DATA TO USE:
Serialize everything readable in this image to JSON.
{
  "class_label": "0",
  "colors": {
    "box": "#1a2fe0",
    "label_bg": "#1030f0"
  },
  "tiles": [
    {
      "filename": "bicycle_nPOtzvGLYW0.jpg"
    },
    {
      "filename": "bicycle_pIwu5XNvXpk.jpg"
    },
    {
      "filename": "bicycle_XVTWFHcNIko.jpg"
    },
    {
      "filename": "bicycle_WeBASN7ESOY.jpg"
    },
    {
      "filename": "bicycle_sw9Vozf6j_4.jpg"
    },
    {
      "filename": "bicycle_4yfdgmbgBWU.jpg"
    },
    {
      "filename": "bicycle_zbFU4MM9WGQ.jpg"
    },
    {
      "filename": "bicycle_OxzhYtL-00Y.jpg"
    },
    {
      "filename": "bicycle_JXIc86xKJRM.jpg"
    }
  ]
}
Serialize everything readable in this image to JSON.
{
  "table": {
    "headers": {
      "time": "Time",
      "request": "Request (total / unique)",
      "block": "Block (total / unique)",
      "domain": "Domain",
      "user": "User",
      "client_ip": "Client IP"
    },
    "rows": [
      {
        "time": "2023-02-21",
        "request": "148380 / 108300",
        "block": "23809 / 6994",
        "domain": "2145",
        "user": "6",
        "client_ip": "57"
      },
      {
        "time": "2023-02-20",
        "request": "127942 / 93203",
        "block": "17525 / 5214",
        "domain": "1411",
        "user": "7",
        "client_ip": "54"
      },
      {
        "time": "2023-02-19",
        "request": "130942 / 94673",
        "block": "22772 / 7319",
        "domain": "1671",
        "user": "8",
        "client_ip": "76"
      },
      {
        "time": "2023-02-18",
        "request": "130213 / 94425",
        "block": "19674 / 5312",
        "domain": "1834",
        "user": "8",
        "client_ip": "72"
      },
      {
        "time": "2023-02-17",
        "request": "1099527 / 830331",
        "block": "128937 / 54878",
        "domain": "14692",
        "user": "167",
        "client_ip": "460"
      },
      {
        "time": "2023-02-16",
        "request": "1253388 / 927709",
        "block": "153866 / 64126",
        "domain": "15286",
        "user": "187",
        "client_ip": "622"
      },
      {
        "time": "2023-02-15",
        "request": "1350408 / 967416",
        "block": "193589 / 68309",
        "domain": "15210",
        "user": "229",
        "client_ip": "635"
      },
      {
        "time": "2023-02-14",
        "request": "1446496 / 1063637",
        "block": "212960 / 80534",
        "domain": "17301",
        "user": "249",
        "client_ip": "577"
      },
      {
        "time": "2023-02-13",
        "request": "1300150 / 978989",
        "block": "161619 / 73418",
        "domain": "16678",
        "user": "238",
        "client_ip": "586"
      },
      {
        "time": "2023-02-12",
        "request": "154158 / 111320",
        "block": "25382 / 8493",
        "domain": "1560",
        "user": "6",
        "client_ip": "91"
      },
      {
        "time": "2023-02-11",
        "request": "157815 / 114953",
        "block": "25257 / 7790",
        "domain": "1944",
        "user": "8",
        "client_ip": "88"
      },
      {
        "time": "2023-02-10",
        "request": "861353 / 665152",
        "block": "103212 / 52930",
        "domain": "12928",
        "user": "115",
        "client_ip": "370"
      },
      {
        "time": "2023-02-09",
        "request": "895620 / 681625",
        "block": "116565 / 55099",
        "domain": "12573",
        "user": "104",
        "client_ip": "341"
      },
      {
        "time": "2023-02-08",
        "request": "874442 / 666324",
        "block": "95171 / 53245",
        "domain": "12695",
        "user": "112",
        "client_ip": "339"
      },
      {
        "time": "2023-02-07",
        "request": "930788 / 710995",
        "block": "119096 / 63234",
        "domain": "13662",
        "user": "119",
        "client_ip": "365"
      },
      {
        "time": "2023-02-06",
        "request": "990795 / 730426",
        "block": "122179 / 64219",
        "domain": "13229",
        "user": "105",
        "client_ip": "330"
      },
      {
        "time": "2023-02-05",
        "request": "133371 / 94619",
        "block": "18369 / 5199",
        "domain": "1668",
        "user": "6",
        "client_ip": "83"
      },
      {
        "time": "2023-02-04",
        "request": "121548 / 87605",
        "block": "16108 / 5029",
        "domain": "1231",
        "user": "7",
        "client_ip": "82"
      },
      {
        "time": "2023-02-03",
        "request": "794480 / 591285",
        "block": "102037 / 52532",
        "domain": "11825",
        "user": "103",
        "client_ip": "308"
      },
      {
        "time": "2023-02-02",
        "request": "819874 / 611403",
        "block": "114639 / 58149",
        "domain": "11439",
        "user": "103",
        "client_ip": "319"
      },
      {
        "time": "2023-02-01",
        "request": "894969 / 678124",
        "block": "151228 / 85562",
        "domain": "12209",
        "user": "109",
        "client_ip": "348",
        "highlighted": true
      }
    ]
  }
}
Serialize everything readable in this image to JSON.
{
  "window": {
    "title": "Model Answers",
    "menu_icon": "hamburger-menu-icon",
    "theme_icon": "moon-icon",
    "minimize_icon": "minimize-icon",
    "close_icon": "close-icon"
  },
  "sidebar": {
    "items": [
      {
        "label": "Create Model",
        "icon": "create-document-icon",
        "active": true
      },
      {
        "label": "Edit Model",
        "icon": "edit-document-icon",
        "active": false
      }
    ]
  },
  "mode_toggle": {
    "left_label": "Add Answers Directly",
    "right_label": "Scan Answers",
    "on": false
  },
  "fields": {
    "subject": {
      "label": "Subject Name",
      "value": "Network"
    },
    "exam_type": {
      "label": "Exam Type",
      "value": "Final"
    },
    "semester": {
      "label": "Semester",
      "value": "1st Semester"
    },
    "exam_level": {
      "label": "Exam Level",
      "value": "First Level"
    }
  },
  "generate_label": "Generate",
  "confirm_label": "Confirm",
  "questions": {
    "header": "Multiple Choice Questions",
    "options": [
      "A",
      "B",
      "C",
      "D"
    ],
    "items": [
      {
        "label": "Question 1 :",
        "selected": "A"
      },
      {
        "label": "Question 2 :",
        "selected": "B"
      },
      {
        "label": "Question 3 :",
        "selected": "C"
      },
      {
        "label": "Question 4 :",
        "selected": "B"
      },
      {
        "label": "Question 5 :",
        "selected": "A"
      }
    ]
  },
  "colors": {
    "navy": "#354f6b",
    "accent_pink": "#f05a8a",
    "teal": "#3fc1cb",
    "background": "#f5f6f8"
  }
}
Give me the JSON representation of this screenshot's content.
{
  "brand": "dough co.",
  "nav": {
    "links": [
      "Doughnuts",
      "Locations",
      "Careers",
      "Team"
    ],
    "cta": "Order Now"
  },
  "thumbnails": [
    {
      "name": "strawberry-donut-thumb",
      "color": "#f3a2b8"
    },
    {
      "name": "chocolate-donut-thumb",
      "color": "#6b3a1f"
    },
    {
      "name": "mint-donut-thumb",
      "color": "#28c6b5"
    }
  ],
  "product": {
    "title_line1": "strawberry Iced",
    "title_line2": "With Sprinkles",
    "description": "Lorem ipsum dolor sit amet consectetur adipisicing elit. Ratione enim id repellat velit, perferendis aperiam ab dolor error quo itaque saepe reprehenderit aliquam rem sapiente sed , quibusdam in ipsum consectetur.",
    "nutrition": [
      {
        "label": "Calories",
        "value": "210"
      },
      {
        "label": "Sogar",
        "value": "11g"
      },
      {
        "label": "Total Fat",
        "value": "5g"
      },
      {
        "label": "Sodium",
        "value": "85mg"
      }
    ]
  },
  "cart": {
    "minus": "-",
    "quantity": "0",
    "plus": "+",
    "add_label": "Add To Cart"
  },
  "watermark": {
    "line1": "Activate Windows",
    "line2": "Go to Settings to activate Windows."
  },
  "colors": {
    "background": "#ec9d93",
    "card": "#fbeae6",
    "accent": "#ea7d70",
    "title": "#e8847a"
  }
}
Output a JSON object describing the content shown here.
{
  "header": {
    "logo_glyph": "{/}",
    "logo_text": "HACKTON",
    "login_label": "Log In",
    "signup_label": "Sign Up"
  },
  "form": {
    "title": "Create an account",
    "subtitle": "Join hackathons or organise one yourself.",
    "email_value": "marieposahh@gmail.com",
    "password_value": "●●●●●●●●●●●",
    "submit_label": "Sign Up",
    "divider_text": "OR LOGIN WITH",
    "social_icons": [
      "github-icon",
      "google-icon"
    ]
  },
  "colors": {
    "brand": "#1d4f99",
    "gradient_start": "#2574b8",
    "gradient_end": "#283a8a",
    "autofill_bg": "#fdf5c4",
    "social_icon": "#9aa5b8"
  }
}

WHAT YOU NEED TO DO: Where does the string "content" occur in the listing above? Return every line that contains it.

SOLUTION:
Give me the JSON representation of this screenshot's content.
Output a JSON object describing the content shown here.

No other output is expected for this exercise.